*YOUR OBJECTIVE:* Give back each line of the listing below that contains the string "color".
---
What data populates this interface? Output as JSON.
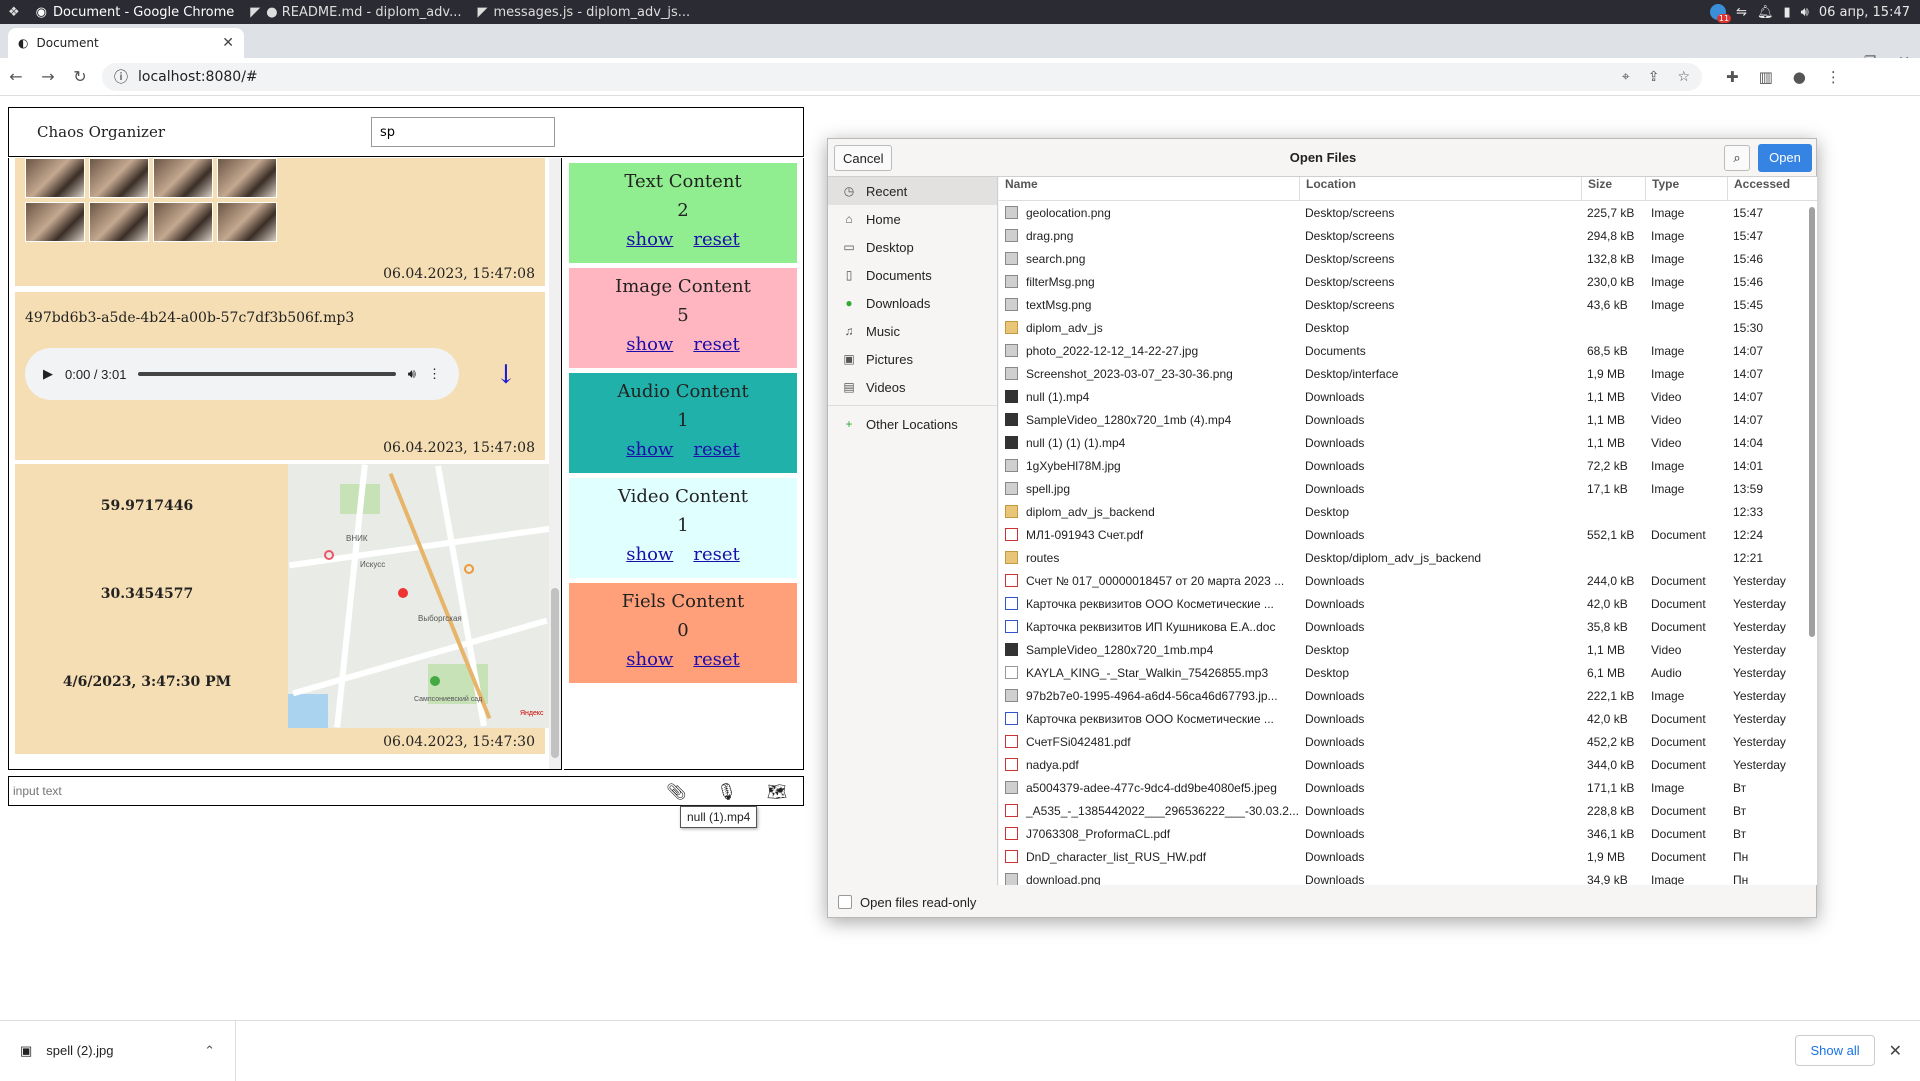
{
  "os": {
    "tasks": [
      "Document - Google Chrome",
      "● README.md - diplom_adv...",
      "messages.js - diplom_adv_js..."
    ],
    "badge_count": "11",
    "clock": "06 апр, 15:47"
  },
  "browser": {
    "tab_title": "Document",
    "url": "localhost:8080/#"
  },
  "app": {
    "title": "Chaos Organizer",
    "search_value": "sp",
    "messages": {
      "images_stamp": "06.04.2023, 15:47:08",
      "audio_name": "497bd6b3-a5de-4b24-a00b-57c7df3b506f.mp3",
      "audio_time": "0:00 / 3:01",
      "audio_stamp": "06.04.2023, 15:47:08",
      "geo_lat": "59.9717446",
      "geo_lon": "30.3454577",
      "geo_date": "4/6/2023, 3:47:30 PM",
      "geo_stamp": "06.04.2023, 15:47:30",
      "map_labels": [
        "ВНИК",
        "Искусс",
        "Выборгская",
        "Сампсониевский сад",
        "Яндекс"
      ]
    },
    "cards": [
      {
        "title": "Text Content",
        "count": "2",
        "show": "show",
        "reset": "reset",
        "color": "#90ee90"
      },
      {
        "title": "Image Content",
        "count": "5",
        "show": "show",
        "reset": "reset",
        "color": "#ffb6c1"
      },
      {
        "title": "Audio Content",
        "count": "1",
        "show": "show",
        "reset": "reset",
        "color": "#20b2aa"
      },
      {
        "title": "Video Content",
        "count": "1",
        "show": "show",
        "reset": "reset",
        "color": "#e0ffff"
      },
      {
        "title": "Fiels Content",
        "count": "0",
        "show": "show",
        "reset": "reset",
        "color": "#ffa07a"
      }
    ],
    "input_placeholder": "input text",
    "tooltip": "null (1).mp4"
  },
  "dialog": {
    "title": "Open Files",
    "cancel": "Cancel",
    "open": "Open",
    "columns": [
      "Name",
      "Location",
      "Size",
      "Type",
      "Accessed"
    ],
    "places": [
      "Recent",
      "Home",
      "Desktop",
      "Documents",
      "Downloads",
      "Music",
      "Pictures",
      "Videos",
      "Other Locations"
    ],
    "readonly_label": "Open files read-only",
    "files": [
      {
        "name": "geolocation.png",
        "loc": "Desktop/screens",
        "size": "225,7 kB",
        "type": "Image",
        "acc": "15:47",
        "icon": "img"
      },
      {
        "name": "drag.png",
        "loc": "Desktop/screens",
        "size": "294,8 kB",
        "type": "Image",
        "acc": "15:47",
        "icon": "img"
      },
      {
        "name": "search.png",
        "loc": "Desktop/screens",
        "size": "132,8 kB",
        "type": "Image",
        "acc": "15:46",
        "icon": "img"
      },
      {
        "name": "filterMsg.png",
        "loc": "Desktop/screens",
        "size": "230,0 kB",
        "type": "Image",
        "acc": "15:46",
        "icon": "img"
      },
      {
        "name": "textMsg.png",
        "loc": "Desktop/screens",
        "size": "43,6 kB",
        "type": "Image",
        "acc": "15:45",
        "icon": "img"
      },
      {
        "name": "diplom_adv_js",
        "loc": "Desktop",
        "size": "",
        "type": "",
        "acc": "15:30",
        "icon": "folder"
      },
      {
        "name": "photo_2022-12-12_14-22-27.jpg",
        "loc": "Documents",
        "size": "68,5 kB",
        "type": "Image",
        "acc": "14:07",
        "icon": "img"
      },
      {
        "name": "Screenshot_2023-03-07_23-30-36.png",
        "loc": "Desktop/interface",
        "size": "1,9 MB",
        "type": "Image",
        "acc": "14:07",
        "icon": "img"
      },
      {
        "name": "null (1).mp4",
        "loc": "Downloads",
        "size": "1,1 MB",
        "type": "Video",
        "acc": "14:07",
        "icon": "video"
      },
      {
        "name": "SampleVideo_1280x720_1mb (4).mp4",
        "loc": "Downloads",
        "size": "1,1 MB",
        "type": "Video",
        "acc": "14:07",
        "icon": "video"
      },
      {
        "name": "null (1) (1) (1).mp4",
        "loc": "Downloads",
        "size": "1,1 MB",
        "type": "Video",
        "acc": "14:04",
        "icon": "video"
      },
      {
        "name": "1gXybeHl78M.jpg",
        "loc": "Downloads",
        "size": "72,2 kB",
        "type": "Image",
        "acc": "14:01",
        "icon": "img"
      },
      {
        "name": "spell.jpg",
        "loc": "Downloads",
        "size": "17,1 kB",
        "type": "Image",
        "acc": "13:59",
        "icon": "img"
      },
      {
        "name": "diplom_adv_js_backend",
        "loc": "Desktop",
        "size": "",
        "type": "",
        "acc": "12:33",
        "icon": "folder"
      },
      {
        "name": "МЛ1-091943 Счет.pdf",
        "loc": "Downloads",
        "size": "552,1 kB",
        "type": "Document",
        "acc": "12:24",
        "icon": "pdf"
      },
      {
        "name": "routes",
        "loc": "Desktop/diplom_adv_js_backend",
        "size": "",
        "type": "",
        "acc": "12:21",
        "icon": "folder"
      },
      {
        "name": "Счет № 017_00000018457 от 20 марта 2023 ...",
        "loc": "Downloads",
        "size": "244,0 kB",
        "type": "Document",
        "acc": "Yesterday",
        "icon": "pdf"
      },
      {
        "name": "Карточка реквизитов ООО Косметические ...",
        "loc": "Downloads",
        "size": "42,0 kB",
        "type": "Document",
        "acc": "Yesterday",
        "icon": "doc"
      },
      {
        "name": "Карточка реквизитов ИП Кушникова Е.А..doc",
        "loc": "Downloads",
        "size": "35,8 kB",
        "type": "Document",
        "acc": "Yesterday",
        "icon": "doc"
      },
      {
        "name": "SampleVideo_1280x720_1mb.mp4",
        "loc": "Desktop",
        "size": "1,1 MB",
        "type": "Video",
        "acc": "Yesterday",
        "icon": "video"
      },
      {
        "name": "KAYLA_KING_-_Star_Walkin_75426855.mp3",
        "loc": "Desktop",
        "size": "6,1 MB",
        "type": "Audio",
        "acc": "Yesterday",
        "icon": "audio"
      },
      {
        "name": "97b2b7e0-1995-4964-a6d4-56ca46d67793.jp...",
        "loc": "Downloads",
        "size": "222,1 kB",
        "type": "Image",
        "acc": "Yesterday",
        "icon": "img"
      },
      {
        "name": "Карточка реквизитов ООО Косметические ...",
        "loc": "Downloads",
        "size": "42,0 kB",
        "type": "Document",
        "acc": "Yesterday",
        "icon": "doc"
      },
      {
        "name": "СчетFSi042481.pdf",
        "loc": "Downloads",
        "size": "452,2 kB",
        "type": "Document",
        "acc": "Yesterday",
        "icon": "pdf"
      },
      {
        "name": "nadya.pdf",
        "loc": "Downloads",
        "size": "344,0 kB",
        "type": "Document",
        "acc": "Yesterday",
        "icon": "pdf"
      },
      {
        "name": "a5004379-adee-477c-9dc4-dd9be4080ef5.jpeg",
        "loc": "Downloads",
        "size": "171,1 kB",
        "type": "Image",
        "acc": "Вт",
        "icon": "img"
      },
      {
        "name": "_A535_-_1385442022___296536222___-30.03.2...",
        "loc": "Downloads",
        "size": "228,8 kB",
        "type": "Document",
        "acc": "Вт",
        "icon": "pdf"
      },
      {
        "name": "J7063308_ProformaCL.pdf",
        "loc": "Downloads",
        "size": "346,1 kB",
        "type": "Document",
        "acc": "Вт",
        "icon": "pdf"
      },
      {
        "name": "DnD_character_list_RUS_HW.pdf",
        "loc": "Downloads",
        "size": "1,9 MB",
        "type": "Document",
        "acc": "Пн",
        "icon": "pdf"
      },
      {
        "name": "download.png",
        "loc": "Downloads",
        "size": "34,9 kB",
        "type": "Image",
        "acc": "Пн",
        "icon": "img"
      }
    ]
  },
  "downloads": {
    "item": "spell (2).jpg",
    "show_all": "Show all"
  }
}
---
*YOUR SOLUTION:*
        "color": "#90ee90"
        "color": "#ffb6c1"
        "color": "#20b2aa"
        "color": "#e0ffff"
        "color": "#ffa07a"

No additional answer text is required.